> _EXERCISE OBJECTIVE_: Total the lines of the listing below that hold the word "screenshot". Output nothing except that number.

> _SOURCE MATERIAL_:
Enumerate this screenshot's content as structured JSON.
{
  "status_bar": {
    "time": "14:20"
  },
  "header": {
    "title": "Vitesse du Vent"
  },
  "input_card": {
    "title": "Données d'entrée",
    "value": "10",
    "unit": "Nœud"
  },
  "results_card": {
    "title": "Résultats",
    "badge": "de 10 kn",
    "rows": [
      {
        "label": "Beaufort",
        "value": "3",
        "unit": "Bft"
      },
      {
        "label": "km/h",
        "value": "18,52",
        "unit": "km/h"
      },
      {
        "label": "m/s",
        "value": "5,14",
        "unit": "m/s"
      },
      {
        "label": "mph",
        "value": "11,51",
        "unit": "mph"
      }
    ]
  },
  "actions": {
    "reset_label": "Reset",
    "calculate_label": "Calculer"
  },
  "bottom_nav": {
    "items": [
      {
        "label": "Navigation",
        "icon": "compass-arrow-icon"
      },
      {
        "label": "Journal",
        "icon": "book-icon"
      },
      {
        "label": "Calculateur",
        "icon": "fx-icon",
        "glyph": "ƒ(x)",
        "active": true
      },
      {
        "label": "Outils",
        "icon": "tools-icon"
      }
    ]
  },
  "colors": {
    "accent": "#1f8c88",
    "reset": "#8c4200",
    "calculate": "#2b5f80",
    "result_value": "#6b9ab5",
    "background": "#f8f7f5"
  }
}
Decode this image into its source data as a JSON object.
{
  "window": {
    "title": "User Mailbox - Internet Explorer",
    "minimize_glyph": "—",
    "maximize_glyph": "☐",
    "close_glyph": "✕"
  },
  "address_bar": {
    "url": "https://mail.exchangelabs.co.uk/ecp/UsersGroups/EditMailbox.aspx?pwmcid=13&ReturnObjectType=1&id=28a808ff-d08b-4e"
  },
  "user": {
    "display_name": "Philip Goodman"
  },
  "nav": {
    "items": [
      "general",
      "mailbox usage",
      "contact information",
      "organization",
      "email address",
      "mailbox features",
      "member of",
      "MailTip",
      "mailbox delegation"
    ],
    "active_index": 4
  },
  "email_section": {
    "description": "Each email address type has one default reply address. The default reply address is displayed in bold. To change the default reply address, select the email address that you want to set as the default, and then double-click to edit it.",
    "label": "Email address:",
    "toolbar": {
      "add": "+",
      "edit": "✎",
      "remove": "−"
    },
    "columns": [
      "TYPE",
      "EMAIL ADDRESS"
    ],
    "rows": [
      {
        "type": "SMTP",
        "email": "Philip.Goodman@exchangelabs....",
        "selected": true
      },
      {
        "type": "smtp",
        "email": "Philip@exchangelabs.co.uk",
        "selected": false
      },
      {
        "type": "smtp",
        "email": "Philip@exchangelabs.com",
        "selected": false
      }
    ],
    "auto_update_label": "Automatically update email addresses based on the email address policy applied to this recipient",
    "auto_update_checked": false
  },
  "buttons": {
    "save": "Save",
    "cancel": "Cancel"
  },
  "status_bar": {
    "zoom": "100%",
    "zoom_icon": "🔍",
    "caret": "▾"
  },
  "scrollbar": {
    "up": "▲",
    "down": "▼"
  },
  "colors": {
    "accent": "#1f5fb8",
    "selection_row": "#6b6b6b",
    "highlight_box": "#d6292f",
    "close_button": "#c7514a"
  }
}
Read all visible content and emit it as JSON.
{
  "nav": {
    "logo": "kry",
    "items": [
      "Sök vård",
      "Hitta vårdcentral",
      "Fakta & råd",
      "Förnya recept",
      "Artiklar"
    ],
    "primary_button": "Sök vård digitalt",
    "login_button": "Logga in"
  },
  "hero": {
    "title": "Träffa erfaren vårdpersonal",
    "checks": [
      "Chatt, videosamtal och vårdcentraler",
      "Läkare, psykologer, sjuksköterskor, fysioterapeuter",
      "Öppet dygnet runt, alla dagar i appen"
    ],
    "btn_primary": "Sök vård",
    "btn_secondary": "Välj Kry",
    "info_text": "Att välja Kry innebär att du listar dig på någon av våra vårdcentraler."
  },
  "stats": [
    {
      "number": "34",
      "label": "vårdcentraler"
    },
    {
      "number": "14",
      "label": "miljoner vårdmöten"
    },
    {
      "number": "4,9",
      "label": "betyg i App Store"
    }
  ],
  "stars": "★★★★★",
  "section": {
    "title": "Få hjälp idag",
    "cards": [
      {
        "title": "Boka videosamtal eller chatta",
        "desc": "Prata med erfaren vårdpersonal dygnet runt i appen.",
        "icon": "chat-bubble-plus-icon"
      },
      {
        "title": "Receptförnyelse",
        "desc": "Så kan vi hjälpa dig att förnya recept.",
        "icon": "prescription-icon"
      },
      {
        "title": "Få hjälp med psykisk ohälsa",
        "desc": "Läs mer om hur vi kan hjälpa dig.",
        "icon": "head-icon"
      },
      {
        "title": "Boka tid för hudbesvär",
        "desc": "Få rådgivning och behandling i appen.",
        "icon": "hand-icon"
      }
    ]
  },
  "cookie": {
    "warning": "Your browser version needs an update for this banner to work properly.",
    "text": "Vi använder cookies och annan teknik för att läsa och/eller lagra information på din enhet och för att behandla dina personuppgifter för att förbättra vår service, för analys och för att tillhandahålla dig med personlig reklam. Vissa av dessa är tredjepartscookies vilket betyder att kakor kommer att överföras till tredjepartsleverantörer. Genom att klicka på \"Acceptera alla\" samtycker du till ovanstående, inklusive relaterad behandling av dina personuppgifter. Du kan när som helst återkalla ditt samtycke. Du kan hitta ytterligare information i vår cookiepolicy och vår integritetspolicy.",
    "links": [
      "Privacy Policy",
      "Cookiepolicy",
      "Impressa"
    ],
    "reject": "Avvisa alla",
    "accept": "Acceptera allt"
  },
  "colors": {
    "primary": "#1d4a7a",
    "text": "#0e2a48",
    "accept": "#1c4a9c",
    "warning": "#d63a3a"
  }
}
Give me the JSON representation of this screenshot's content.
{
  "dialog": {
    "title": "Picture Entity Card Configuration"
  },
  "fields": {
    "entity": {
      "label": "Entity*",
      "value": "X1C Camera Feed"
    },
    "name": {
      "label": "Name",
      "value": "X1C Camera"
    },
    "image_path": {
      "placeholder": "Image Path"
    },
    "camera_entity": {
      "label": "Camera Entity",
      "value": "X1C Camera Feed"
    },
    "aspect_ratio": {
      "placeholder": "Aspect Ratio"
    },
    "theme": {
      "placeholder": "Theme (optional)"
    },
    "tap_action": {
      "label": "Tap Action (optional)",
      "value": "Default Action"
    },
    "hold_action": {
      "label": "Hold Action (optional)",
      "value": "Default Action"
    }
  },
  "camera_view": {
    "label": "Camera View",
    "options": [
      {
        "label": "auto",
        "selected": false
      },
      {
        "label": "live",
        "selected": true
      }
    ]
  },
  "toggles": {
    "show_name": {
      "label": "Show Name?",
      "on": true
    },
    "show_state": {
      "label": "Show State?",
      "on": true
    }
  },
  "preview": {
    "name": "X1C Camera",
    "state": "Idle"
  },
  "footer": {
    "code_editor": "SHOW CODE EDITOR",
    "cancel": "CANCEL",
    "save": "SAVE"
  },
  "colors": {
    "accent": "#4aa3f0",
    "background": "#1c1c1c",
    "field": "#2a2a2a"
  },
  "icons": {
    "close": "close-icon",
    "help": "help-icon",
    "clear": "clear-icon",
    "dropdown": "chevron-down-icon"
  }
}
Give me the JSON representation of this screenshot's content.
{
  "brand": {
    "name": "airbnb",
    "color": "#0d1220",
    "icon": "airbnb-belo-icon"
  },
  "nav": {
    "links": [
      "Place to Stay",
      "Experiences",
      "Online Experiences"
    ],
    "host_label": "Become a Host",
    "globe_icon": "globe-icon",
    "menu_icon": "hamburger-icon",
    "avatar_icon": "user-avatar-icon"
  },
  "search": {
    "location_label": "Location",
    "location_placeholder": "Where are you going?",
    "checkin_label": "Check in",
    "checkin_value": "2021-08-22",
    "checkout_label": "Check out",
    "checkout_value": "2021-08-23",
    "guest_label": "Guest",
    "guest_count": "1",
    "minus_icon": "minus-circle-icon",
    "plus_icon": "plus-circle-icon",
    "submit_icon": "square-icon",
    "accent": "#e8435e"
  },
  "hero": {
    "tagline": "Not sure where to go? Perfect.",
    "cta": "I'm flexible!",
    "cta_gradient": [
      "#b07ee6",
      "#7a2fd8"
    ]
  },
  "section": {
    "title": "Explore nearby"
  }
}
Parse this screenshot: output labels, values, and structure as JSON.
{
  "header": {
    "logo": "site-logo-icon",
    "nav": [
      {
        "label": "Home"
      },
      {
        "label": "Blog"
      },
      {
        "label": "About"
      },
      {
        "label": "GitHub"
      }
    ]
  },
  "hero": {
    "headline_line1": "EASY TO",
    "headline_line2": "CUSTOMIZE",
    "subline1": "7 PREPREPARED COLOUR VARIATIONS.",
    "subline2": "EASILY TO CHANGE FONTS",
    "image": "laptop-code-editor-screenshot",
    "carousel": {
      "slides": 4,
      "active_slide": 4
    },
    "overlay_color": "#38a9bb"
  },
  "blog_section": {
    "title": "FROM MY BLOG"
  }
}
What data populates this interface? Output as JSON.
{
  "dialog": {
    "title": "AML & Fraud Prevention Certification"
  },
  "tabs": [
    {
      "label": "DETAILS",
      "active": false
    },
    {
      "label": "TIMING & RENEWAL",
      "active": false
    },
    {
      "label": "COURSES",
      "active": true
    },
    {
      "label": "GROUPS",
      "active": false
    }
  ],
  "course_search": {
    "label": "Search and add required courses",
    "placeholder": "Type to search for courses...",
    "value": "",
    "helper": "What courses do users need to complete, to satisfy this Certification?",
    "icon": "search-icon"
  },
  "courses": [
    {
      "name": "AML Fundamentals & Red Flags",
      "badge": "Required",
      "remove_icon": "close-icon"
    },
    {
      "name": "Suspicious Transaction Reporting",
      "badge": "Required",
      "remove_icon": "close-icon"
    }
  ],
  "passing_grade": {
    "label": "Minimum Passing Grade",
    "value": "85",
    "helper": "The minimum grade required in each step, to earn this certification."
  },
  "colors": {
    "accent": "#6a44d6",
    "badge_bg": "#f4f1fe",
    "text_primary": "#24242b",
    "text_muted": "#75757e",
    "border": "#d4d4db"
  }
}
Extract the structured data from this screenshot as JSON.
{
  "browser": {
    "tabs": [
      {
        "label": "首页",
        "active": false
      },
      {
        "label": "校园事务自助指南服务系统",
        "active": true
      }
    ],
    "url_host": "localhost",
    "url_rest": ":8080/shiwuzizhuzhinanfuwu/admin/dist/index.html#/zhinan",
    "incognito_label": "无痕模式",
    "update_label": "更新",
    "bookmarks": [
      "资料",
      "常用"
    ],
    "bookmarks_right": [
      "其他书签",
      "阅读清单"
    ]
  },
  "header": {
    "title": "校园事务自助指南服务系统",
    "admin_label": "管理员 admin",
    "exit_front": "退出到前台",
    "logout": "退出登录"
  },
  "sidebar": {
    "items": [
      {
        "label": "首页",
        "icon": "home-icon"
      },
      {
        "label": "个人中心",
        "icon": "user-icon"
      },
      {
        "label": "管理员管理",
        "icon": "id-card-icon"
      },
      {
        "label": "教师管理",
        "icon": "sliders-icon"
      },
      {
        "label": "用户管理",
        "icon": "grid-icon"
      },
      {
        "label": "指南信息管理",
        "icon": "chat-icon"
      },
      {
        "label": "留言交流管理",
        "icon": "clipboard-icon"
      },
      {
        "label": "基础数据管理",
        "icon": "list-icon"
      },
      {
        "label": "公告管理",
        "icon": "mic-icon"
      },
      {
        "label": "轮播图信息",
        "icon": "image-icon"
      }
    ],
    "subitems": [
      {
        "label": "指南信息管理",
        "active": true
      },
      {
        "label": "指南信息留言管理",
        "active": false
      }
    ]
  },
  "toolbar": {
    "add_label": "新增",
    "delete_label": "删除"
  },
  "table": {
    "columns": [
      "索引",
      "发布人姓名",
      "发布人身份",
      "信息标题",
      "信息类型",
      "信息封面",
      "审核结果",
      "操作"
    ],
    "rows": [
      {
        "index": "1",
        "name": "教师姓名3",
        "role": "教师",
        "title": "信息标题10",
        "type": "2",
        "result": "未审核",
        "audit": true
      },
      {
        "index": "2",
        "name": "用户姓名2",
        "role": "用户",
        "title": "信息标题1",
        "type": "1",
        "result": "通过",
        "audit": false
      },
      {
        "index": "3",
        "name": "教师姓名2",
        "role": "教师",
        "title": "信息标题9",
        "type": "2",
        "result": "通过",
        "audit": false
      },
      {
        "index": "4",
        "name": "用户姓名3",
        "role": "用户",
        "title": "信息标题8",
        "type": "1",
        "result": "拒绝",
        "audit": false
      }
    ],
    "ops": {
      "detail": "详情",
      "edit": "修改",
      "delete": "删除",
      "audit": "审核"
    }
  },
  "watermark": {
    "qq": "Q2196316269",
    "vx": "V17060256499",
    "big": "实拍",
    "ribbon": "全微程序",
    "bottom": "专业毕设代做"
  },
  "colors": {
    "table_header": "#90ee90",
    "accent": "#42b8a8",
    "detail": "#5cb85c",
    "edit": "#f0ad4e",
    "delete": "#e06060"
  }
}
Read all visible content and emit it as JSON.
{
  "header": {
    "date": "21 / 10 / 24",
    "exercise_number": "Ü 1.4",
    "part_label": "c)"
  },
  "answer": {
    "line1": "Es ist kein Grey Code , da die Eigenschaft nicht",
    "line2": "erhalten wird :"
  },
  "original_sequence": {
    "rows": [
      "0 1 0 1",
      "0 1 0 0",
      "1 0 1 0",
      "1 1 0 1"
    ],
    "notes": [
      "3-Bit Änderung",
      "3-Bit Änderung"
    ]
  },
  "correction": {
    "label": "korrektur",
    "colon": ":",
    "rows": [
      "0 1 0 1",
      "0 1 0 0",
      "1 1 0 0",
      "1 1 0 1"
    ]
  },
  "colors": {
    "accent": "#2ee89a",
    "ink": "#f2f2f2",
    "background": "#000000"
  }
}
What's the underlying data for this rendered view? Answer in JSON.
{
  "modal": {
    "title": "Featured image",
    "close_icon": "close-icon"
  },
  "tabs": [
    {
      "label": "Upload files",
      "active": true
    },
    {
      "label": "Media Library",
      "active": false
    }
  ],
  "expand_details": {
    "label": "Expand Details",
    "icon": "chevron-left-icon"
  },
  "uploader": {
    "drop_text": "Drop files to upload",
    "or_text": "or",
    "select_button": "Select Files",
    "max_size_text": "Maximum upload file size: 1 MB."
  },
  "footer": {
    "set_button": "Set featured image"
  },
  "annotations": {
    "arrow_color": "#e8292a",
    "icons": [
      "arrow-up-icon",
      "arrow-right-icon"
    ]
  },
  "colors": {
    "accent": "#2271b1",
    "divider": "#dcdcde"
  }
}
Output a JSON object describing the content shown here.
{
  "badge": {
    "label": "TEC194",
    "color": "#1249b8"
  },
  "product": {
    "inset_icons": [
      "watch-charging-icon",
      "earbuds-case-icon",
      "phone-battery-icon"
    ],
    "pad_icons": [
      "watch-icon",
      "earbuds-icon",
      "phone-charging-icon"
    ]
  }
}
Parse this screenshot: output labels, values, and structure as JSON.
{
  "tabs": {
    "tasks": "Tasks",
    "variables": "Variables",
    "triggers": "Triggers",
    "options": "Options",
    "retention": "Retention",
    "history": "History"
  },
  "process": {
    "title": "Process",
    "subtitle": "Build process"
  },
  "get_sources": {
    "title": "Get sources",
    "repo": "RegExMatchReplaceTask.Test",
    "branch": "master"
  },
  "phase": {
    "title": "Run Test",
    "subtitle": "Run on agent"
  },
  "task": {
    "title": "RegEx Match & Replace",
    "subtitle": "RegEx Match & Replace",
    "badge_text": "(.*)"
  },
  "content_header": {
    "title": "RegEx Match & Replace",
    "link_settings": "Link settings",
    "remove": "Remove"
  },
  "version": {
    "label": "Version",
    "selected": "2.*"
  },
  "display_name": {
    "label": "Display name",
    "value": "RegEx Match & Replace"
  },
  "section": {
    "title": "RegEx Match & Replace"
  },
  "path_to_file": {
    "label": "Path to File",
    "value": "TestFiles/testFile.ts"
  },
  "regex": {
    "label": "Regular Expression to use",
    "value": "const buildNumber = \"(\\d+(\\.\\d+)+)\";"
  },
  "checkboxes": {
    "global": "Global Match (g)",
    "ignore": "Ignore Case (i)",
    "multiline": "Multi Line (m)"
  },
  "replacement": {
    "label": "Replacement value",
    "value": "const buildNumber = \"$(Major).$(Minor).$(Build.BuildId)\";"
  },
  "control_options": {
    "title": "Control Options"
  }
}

> _SOLUTION_: 7